▶ TASK REQUIREMENTS: From the first line to the last, print the data exactly as it appears.

▶ RECORDS FOR THE TASK:
════════════════
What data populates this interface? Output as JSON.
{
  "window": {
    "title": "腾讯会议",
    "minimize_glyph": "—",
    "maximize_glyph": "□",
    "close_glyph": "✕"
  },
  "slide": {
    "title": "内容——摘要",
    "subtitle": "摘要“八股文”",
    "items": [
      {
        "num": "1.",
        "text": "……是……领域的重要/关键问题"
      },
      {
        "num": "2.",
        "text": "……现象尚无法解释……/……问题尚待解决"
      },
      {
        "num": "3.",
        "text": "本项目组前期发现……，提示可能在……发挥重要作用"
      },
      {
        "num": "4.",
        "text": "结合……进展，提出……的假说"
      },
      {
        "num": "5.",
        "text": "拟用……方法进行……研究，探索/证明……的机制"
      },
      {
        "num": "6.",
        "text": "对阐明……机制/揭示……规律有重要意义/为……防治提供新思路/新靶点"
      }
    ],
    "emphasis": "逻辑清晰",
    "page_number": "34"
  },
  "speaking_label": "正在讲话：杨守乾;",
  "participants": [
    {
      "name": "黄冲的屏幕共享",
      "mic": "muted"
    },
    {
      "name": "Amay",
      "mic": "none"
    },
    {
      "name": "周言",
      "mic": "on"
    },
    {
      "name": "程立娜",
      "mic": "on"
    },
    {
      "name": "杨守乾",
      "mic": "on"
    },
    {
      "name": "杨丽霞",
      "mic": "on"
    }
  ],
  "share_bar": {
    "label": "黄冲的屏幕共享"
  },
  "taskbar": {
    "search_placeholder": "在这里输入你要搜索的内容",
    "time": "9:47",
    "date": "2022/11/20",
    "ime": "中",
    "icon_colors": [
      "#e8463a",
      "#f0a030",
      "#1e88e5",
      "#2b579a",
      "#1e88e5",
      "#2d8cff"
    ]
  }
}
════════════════
▶ COMPLETED TASK:
What data populates this interface? Output as JSON.
{
  "window": {
    "title": "腾讯会议",
    "minimize_glyph": "—",
    "maximize_glyph": "□",
    "close_glyph": "✕"
  },
  "slide": {
    "title": "内容——摘要",
    "subtitle": "摘要“八股文”",
    "items": [
      {
        "num": "1.",
        "text": "……是……领域的重要/关键问题"
      },
      {
        "num": "2.",
        "text": "……现象尚无法解释……/……问题尚待解决"
      },
      {
        "num": "3.",
        "text": "本项目组前期发现……，提示可能在……发挥重要作用"
      },
      {
        "num": "4.",
        "text": "结合……进展，提出……的假说"
      },
      {
        "num": "5.",
        "text": "拟用……方法进行……研究，探索/证明……的机制"
      },
      {
        "num": "6.",
        "text": "对阐明……机制/揭示……规律有重要意义/为……防治提供新思路/新靶点"
      }
    ],
    "emphasis": "逻辑清晰",
    "page_number": "34"
  },
  "speaking_label": "正在讲话：杨守乾;",
  "participants": [
    {
      "name": "黄冲的屏幕共享",
      "mic": "muted"
    },
    {
      "name": "Amay",
      "mic": "none"
    },
    {
      "name": "周言",
      "mic": "on"
    },
    {
      "name": "程立娜",
      "mic": "on"
    },
    {
      "name": "杨守乾",
      "mic": "on"
    },
    {
      "name": "杨丽霞",
      "mic": "on"
    }
  ],
  "share_bar": {
    "label": "黄冲的屏幕共享"
  },
  "taskbar": {
    "search_placeholder": "在这里输入你要搜索的内容",
    "time": "9:47",
    "date": "2022/11/20",
    "ime": "中",
    "icon_colors": [
      "#e8463a",
      "#f0a030",
      "#1e88e5",
      "#2b579a",
      "#1e88e5",
      "#2d8cff"
    ]
  }
}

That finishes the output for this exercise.